Auschwitz liberation 70th anniversary

Woman sent to three Nazi death camps describes surviving gas chamber
DSK, Dodo the Pimp, and the Carlton Hotel

The inside track on France's trial of the year

Dominique Strauss-Kahn, Dodo the Pimp, and the Carlton Hotel:
As provocative now as they ever were

Sarah Kane season

Why her plays are as provocative now as when they were written
Murder of Japanese hostage has grim echoes of a killing in Iraq 11 years ago

Murder of Japanese hostage has grim echoes of another killing

Japanese mood was against what was seen as irresponsible trips to a vicious war zone
Syria crisis: Celebrities call on David Cameron to take more refugees as one young mother tells of torture by Assad regime

Celebrities call on David Cameron to take more Syrian refugees

One young mother tells of torture by Assad regime
The enemy within: People who hear voices in their heads are being encouraged to talk back – with promising results

The enemy within

People who hear voices in their heads are being encouraged to talk back
'In Auschwitz you got used to anything'

'In Auschwitz you got used to anything'

Survivors of the Nazi concentration camp remember its horror, 70 years on
Autumn/winter menswear 2015: The uniforms that make up modern life come to the fore

Autumn/winter menswear 2015

The uniforms that make up modern life come to the fore
'I'm gay, and plan to fight military homophobia'

'I'm gay, and plan to fight military homophobia'

Army general planning to come out
Iraq invasion 2003: The bloody warnings six wise men gave to Tony Blair as he prepared to launch poorly planned campaign

What the six wise men told Tony Blair

Months before the invasion of Iraq in 2003, experts sought to warn the PM about his plans. Here, four of them recall that day
25 years of The Independent on Sunday: The stories, the writers and the changes over the last quarter of a century

25 years of The Independent on Sunday

The stories, the writers and the changes over the last quarter of a century
Homeless Veterans appeal: 'Really caring is a dangerous emotion in this kind of work'

Homeless Veterans appeal
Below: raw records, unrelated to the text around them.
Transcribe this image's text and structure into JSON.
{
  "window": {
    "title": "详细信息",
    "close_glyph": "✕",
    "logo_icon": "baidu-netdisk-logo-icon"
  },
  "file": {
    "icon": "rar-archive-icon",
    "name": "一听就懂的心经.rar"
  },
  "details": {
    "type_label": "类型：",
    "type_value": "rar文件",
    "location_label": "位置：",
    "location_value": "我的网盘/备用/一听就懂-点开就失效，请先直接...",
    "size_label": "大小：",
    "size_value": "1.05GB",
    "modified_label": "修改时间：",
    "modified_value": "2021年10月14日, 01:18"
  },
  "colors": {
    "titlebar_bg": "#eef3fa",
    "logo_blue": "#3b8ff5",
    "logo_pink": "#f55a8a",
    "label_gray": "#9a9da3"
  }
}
As head of The Soldiers' Charity, Martin Rutledge has to temper compassion with realism. He tells Chris Green how his Army career prepared him
Wu-Tang Clan and The Sexual Objects offer fans a chance to own the only copies of their latest albums

Smash hit go under the hammer

It's nice to pick up a new record once in a while, but the purchasers of two latest releases can go a step further - by buying the only copy
Geeks who rocked the world: Documentary looks back at origins of the computer-games industry

The geeks who rocked the world

A new documentary looks back at origins of the computer-games industry
Belle & Sebastian interview: Stuart Murdoch reveals how the band is taking a new direction

Belle & Sebastian is taking a new direction

Twenty years ago, Belle & Sebastian was a fey indie band from Glasgow. It still is – except today, as prime mover Stuart Murdoch admits, it has a global cult following, from Hollywood to South Korea